A new smartphone app for Jewish heritage in Chania, Crete — including the Etz Hayyim synagogue — has been developed and will soon be available for IOS and Android platforms.
The app is the third in a series of travel apps for Jewish heritage in Greece, following apps for Thessaloniki and Ioannina, that have been developed by the Stavros Niarchos Foundation Centre for Hellenic Studies at Simon Fraser University. The Chania app was developed by the Foundation’s New Media program with the support of the Embassies of Canada and Israel and in collaboration with the Etz Hayyim Synagogue.
It was officially presented on June 14th at the Etz Hayyim Synagogue. In attendance were members of the Greek Jewish Community, representatives of the Canadian and Israeli Embassies, and local personalities.
At the presentation, Julie Crôteau, the Chargé d’Affaires of the Embassy of Canada in Greece, Julie Crôteau, said, “This free tourist application will constitute an important tool, allowing users immediate access to the rich history of the Jewish community of Chania and Crete.”
The Etz Hayyim synagogue was originally a church, built in the 15th century by the Venetians and dedicated to St Catherine. Conversion of the building took place in the 17th century, re-using parts of the older building and adding a barrel-vaulted mikveh. Prominent rabbis are buried in stone sepulchres around the courtyard.

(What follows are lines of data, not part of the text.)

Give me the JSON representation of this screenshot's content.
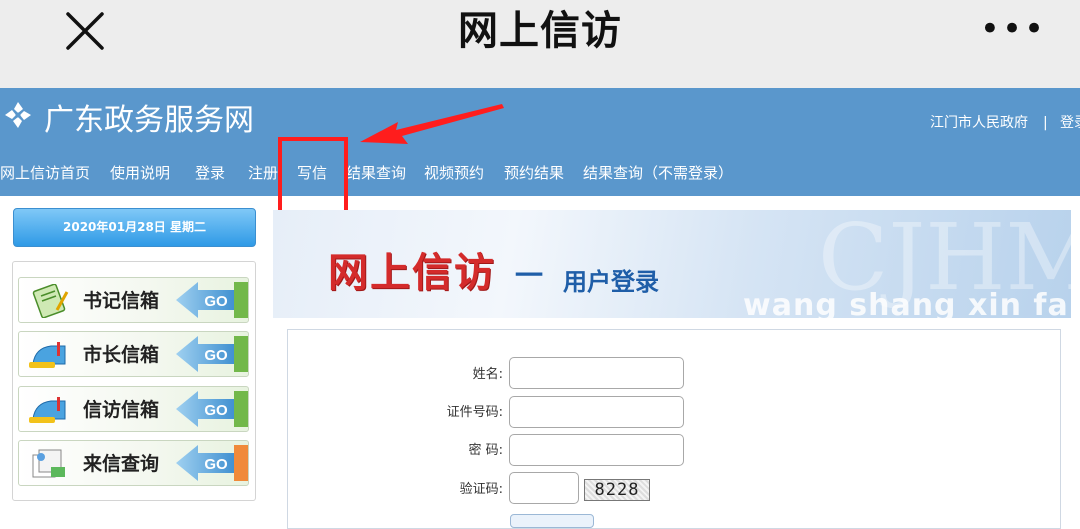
{
  "appbar": {
    "title": "网上信访",
    "close_icon": "close-icon",
    "more_icon": "more-icon",
    "more_text": "•••"
  },
  "header": {
    "site_name": "广东政务服务网",
    "city": "江门市人民政府",
    "separator": "|",
    "login": "登录"
  },
  "nav": [
    "网上信访首页",
    "使用说明",
    "登录",
    "注册",
    "写信",
    "结果查询",
    "视频预约",
    "预约结果",
    "结果查询（不需登录）"
  ],
  "sidebar": {
    "date": "2020年01月28日 星期二",
    "mailboxes": [
      {
        "label": "书记信箱",
        "go": "GO",
        "icon": "notebook-icon"
      },
      {
        "label": "市长信箱",
        "go": "GO",
        "icon": "mailbox-icon"
      },
      {
        "label": "信访信箱",
        "go": "GO",
        "icon": "mailbox-icon"
      },
      {
        "label": "来信查询",
        "go": "GO",
        "icon": "document-search-icon"
      }
    ]
  },
  "banner": {
    "title": "网上信访",
    "dash": "一",
    "subtitle": "用户登录",
    "pinyin": "wang shang xin fang",
    "watermark": "CJHM"
  },
  "form": {
    "name_label": "姓名:",
    "id_label": "证件号码:",
    "password_label": "密 码:",
    "captcha_label": "验证码:",
    "captcha_code": "8228"
  },
  "annotation": {
    "highlight_color": "#ff1d1d"
  },
  "colors": {
    "header_blue": "#5a97cc",
    "appbar_gray": "#ededed"
  }
}
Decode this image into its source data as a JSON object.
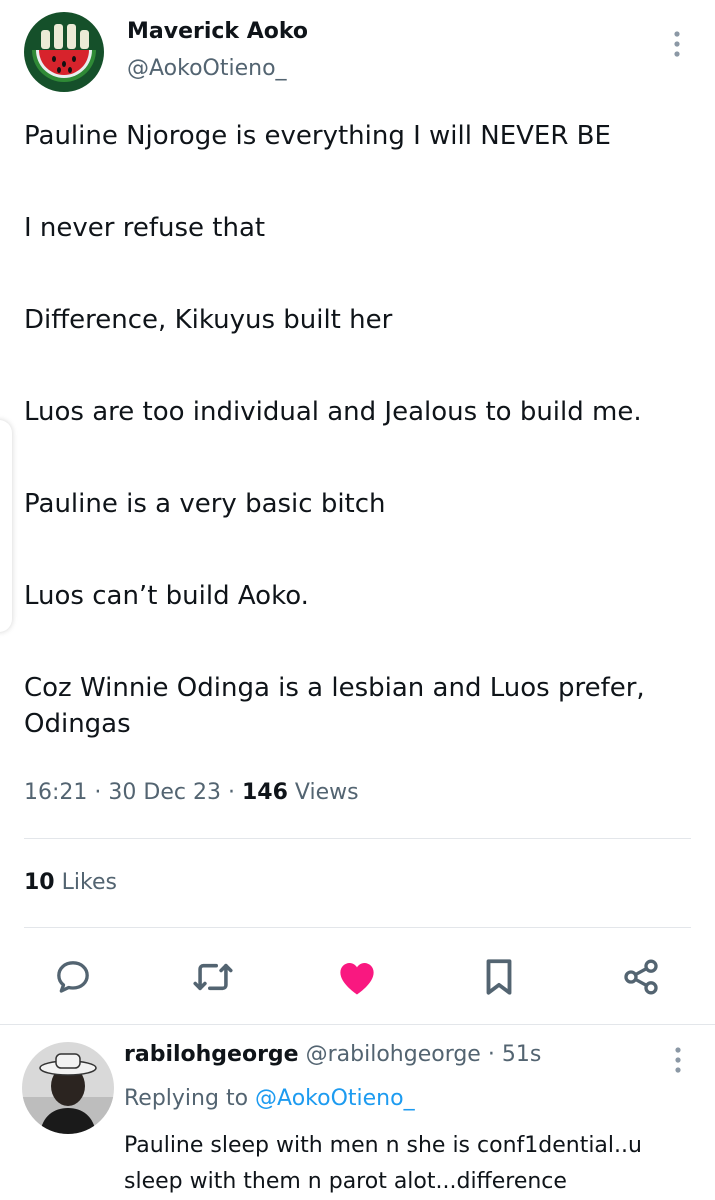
{
  "tweet": {
    "author_name": "Maverick Aoko",
    "author_handle": "@AokoOtieno_",
    "paragraphs": [
      "Pauline Njoroge is everything I will NEVER BE",
      "I never refuse that",
      "Difference, Kikuyus built her",
      "Luos are too individual and Jealous to build me.",
      "Pauline is a very basic bitch",
      "Luos can’t build Aoko.",
      "Coz Winnie Odinga is a lesbian and Luos prefer, Odingas"
    ],
    "time": "16:21",
    "date": "30 Dec 23",
    "views_count": "146",
    "views_label": "Views",
    "likes_count": "10",
    "likes_label": "Likes"
  },
  "actions": {
    "icons": [
      "comment-icon",
      "retweet-icon",
      "like-icon",
      "bookmark-icon",
      "share-icon"
    ],
    "liked": true,
    "like_color": "#f91880",
    "icon_color": "#536471"
  },
  "reply": {
    "name": "rabilohgeorge",
    "handle": "@rabilohgeorge",
    "time": "51s",
    "replying_label": "Replying to",
    "replying_to": "@AokoOtieno_",
    "text": "Pauline sleep with men n she is conf1dential..u sleep with them n parot alot...difference"
  },
  "colors": {
    "text": "#0f1419",
    "secondary": "#536471",
    "link": "#1d9bf0",
    "divider": "#e3e6ea"
  }
}
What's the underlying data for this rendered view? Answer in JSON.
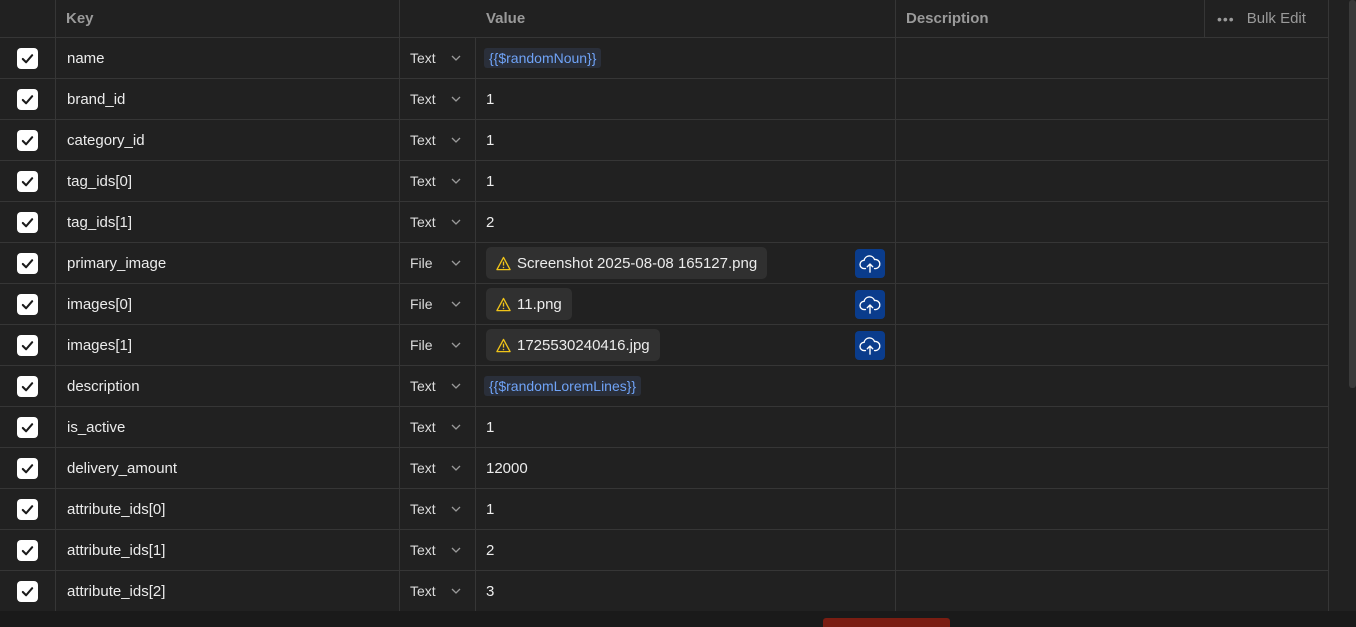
{
  "header": {
    "key": "Key",
    "value": "Value",
    "description": "Description",
    "bulk_edit": "Bulk Edit",
    "more_icon": "more-dots-icon"
  },
  "rows": [
    {
      "key": "name",
      "type": "Text",
      "value": "{{$randomNoun}}",
      "kind": "var",
      "checked": true
    },
    {
      "key": "brand_id",
      "type": "Text",
      "value": "1",
      "kind": "text",
      "checked": true
    },
    {
      "key": "category_id",
      "type": "Text",
      "value": "1",
      "kind": "text",
      "checked": true
    },
    {
      "key": "tag_ids[0]",
      "type": "Text",
      "value": "1",
      "kind": "text",
      "checked": true
    },
    {
      "key": "tag_ids[1]",
      "type": "Text",
      "value": "2",
      "kind": "text",
      "checked": true
    },
    {
      "key": "primary_image",
      "type": "File",
      "value": "Screenshot 2025-08-08 165127.png",
      "kind": "file",
      "checked": true
    },
    {
      "key": "images[0]",
      "type": "File",
      "value": "11.png",
      "kind": "file",
      "checked": true
    },
    {
      "key": "images[1]",
      "type": "File",
      "value": "1725530240416.jpg",
      "kind": "file",
      "checked": true
    },
    {
      "key": "description",
      "type": "Text",
      "value": "{{$randomLoremLines}}",
      "kind": "var",
      "checked": true
    },
    {
      "key": "is_active",
      "type": "Text",
      "value": "1",
      "kind": "text",
      "checked": true
    },
    {
      "key": "delivery_amount",
      "type": "Text",
      "value": "12000",
      "kind": "text",
      "checked": true
    },
    {
      "key": "attribute_ids[0]",
      "type": "Text",
      "value": "1",
      "kind": "text",
      "checked": true
    },
    {
      "key": "attribute_ids[1]",
      "type": "Text",
      "value": "2",
      "kind": "text",
      "checked": true
    },
    {
      "key": "attribute_ids[2]",
      "type": "Text",
      "value": "3",
      "kind": "text",
      "checked": true
    }
  ],
  "colors": {
    "background": "#212121",
    "variable": "#6fa3f7",
    "upload_button": "#0a3c8c",
    "warning": "#f0c419",
    "error_badge": "#7a1d12"
  }
}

The synagogue remained in use until 1944, when the Nazis deported the community’s 263 Jews. The ship on which they were carried, which was presumably en route to a death camp, was torpedoed and sunk by a British submarine, killing all its passengers. The synagogue was desecrated shortly afterwards.

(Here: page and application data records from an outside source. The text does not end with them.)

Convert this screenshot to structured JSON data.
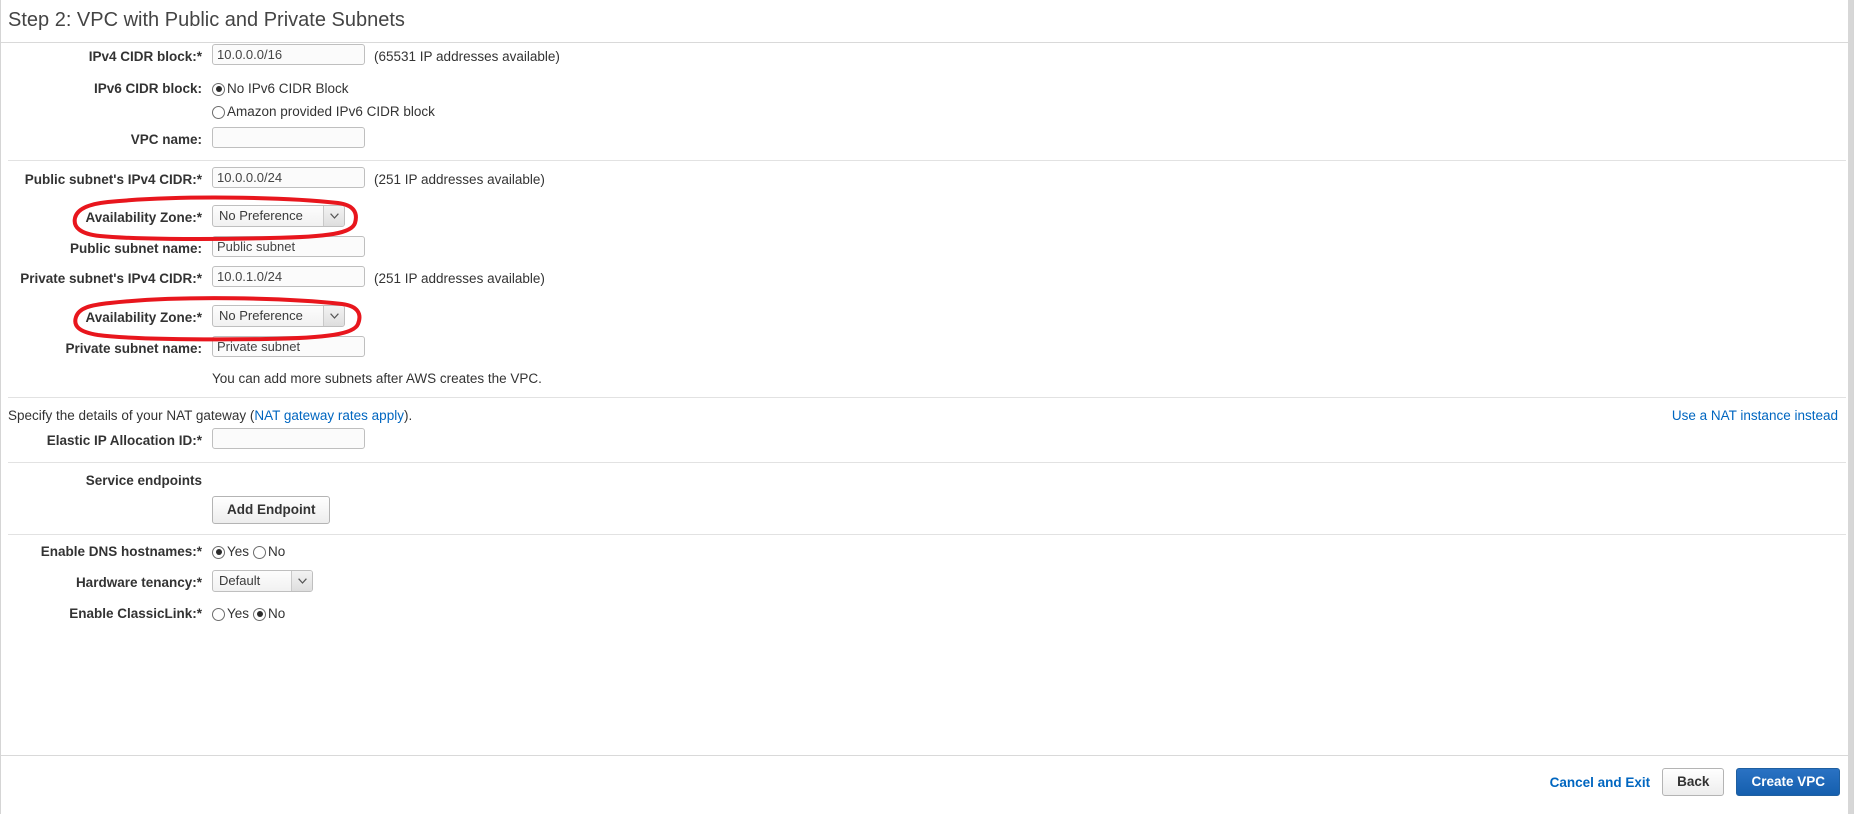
{
  "header": {
    "title": "Step 2: VPC with Public and Private Subnets"
  },
  "vpc_section": {
    "ipv4_cidr": {
      "label": "IPv4 CIDR block:*",
      "value": "10.0.0.0/16",
      "hint": "(65531 IP addresses available)"
    },
    "ipv6_cidr": {
      "label": "IPv6 CIDR block:",
      "options": [
        {
          "label": "No IPv6 CIDR Block",
          "selected": true
        },
        {
          "label": "Amazon provided IPv6 CIDR block",
          "selected": false
        }
      ]
    },
    "vpc_name": {
      "label": "VPC name:",
      "value": "",
      "placeholder": ""
    }
  },
  "subnet_section": {
    "public_cidr": {
      "label": "Public subnet's IPv4 CIDR:*",
      "value": "10.0.0.0/24",
      "hint": "(251 IP addresses available)"
    },
    "public_az": {
      "label": "Availability Zone:*",
      "value": "No Preference",
      "options": [
        "No Preference"
      ]
    },
    "public_subnet_name": {
      "label": "Public subnet name:",
      "value": "Public subnet"
    },
    "private_cidr": {
      "label": "Private subnet's IPv4 CIDR:*",
      "value": "10.0.1.0/24",
      "hint": "(251 IP addresses available)"
    },
    "private_az": {
      "label": "Availability Zone:*",
      "value": "No Preference",
      "options": [
        "No Preference"
      ]
    },
    "private_subnet_name": {
      "label": "Private subnet name:",
      "value": "Private subnet"
    },
    "note": "You can add more subnets after AWS creates the VPC."
  },
  "nat_section": {
    "description_prefix": "Specify the details of your NAT gateway (",
    "rates_link": "NAT gateway rates apply",
    "description_suffix": ").",
    "nat_instance_link": "Use a NAT instance instead",
    "elastic_ip": {
      "label": "Elastic IP Allocation ID:*",
      "value": ""
    }
  },
  "endpoints_section": {
    "label": "Service endpoints",
    "add_endpoint_button": "Add Endpoint"
  },
  "options_section": {
    "dns_hostnames": {
      "label": "Enable DNS hostnames:*",
      "options": [
        {
          "label": "Yes",
          "selected": true
        },
        {
          "label": "No",
          "selected": false
        }
      ]
    },
    "hardware_tenancy": {
      "label": "Hardware tenancy:*",
      "value": "Default",
      "options": [
        "Default"
      ]
    },
    "classiclink": {
      "label": "Enable ClassicLink:*",
      "options": [
        {
          "label": "Yes",
          "selected": false
        },
        {
          "label": "No",
          "selected": true
        }
      ]
    }
  },
  "footer": {
    "cancel_label": "Cancel and Exit",
    "back_label": "Back",
    "create_label": "Create VPC"
  },
  "annotations": {
    "color": "#e8161d",
    "items": [
      {
        "name": "public-az-highlight"
      },
      {
        "name": "private-az-highlight"
      }
    ]
  }
}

After fifty years of neglect, Etz Hayyim was selected in 1994 by the World Monuments Fund (WMF) as one of 100 endangered sites across the world, and as an initial project of WMF’s Jewish Heritage Program. The building’s conservation began in 1996 under the direction of Dr. Nikos Stavroulakis, and the synagogue was rededicated in 1999. Since then, the synagogue has been developed as a religious and cultural center, including a reference library and is also used for worship.